Work required:
Repeat the following data exactly, omitting pictures.

Input data:
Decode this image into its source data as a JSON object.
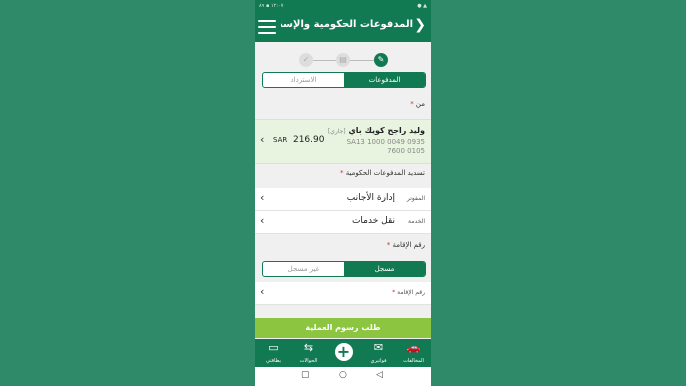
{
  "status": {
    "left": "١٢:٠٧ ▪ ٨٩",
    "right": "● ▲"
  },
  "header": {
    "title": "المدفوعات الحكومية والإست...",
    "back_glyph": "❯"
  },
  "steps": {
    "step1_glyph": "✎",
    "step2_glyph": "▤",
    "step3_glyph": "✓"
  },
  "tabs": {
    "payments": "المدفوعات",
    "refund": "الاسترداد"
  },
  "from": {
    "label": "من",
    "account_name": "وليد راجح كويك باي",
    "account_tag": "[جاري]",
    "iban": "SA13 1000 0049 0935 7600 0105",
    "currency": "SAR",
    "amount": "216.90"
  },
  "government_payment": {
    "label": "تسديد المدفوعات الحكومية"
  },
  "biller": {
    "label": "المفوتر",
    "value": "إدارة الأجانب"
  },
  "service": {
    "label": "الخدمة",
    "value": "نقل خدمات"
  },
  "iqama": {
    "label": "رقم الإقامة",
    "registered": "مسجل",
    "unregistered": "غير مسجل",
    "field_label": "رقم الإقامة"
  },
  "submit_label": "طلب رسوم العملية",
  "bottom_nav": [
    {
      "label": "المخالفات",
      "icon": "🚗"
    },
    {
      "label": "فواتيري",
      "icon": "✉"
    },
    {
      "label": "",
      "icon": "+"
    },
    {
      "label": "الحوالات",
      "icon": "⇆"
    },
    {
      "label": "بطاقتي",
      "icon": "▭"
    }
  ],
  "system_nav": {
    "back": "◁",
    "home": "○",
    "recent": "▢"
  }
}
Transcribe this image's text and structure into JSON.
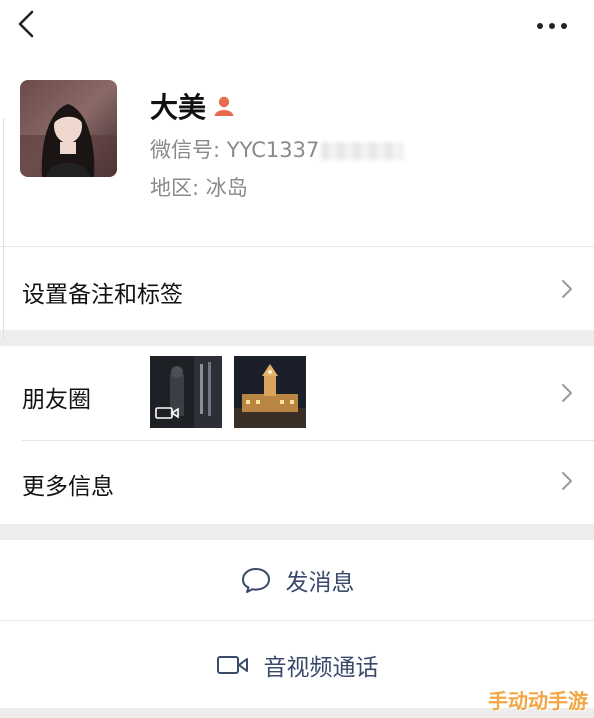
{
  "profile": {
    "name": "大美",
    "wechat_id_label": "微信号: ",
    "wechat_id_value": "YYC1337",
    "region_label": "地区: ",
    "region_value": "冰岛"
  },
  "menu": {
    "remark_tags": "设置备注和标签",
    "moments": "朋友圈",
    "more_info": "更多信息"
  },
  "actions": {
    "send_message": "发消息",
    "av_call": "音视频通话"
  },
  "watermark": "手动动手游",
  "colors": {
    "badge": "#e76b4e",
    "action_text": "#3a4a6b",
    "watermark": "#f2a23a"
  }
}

Reply:
Decode this image into its source data as a JSON object.
{
  "status": {
    "left": "١٢:٠٧ ▪ ٨٩",
    "right": "● ▲"
  },
  "header": {
    "title": "المدفوعات الحكومية والإست...",
    "back_glyph": "❯"
  },
  "steps": {
    "step1_glyph": "✎",
    "step2_glyph": "▤",
    "step3_glyph": "✓"
  },
  "tabs": {
    "payments": "المدفوعات",
    "refund": "الاسترداد"
  },
  "from": {
    "label": "من",
    "account_name": "وليد راجح كويك باي",
    "account_tag": "[جاري]",
    "iban": "SA13 1000 0049 0935 7600 0105",
    "currency": "SAR",
    "amount": "216.90"
  },
  "government_payment": {
    "label": "تسديد المدفوعات الحكومية"
  },
  "biller": {
    "label": "المفوتر",
    "value": "إدارة الأجانب"
  },
  "service": {
    "label": "الخدمة",
    "value": "نقل خدمات"
  },
  "iqama": {
    "label": "رقم الإقامة",
    "registered": "مسجل",
    "unregistered": "غير مسجل",
    "field_label": "رقم الإقامة"
  },
  "submit_label": "طلب رسوم العملية",
  "bottom_nav": [
    {
      "label": "المخالفات",
      "icon": "🚗"
    },
    {
      "label": "فواتيري",
      "icon": "✉"
    },
    {
      "label": "",
      "icon": "+"
    },
    {
      "label": "الحوالات",
      "icon": "⇆"
    },
    {
      "label": "بطاقتي",
      "icon": "▭"
    }
  ],
  "system_nav": {
    "back": "◁",
    "home": "○",
    "recent": "▢"
  }
}
Transcribe this image's text and structure into JSON.
{
  "profile": {
    "name": "大美",
    "wechat_id_label": "微信号: ",
    "wechat_id_value": "YYC1337",
    "region_label": "地区: ",
    "region_value": "冰岛"
  },
  "menu": {
    "remark_tags": "设置备注和标签",
    "moments": "朋友圈",
    "more_info": "更多信息"
  },
  "actions": {
    "send_message": "发消息",
    "av_call": "音视频通话"
  },
  "watermark": "手动动手游",
  "colors": {
    "badge": "#e76b4e",
    "action_text": "#3a4a6b",
    "watermark": "#f2a23a"
  }
}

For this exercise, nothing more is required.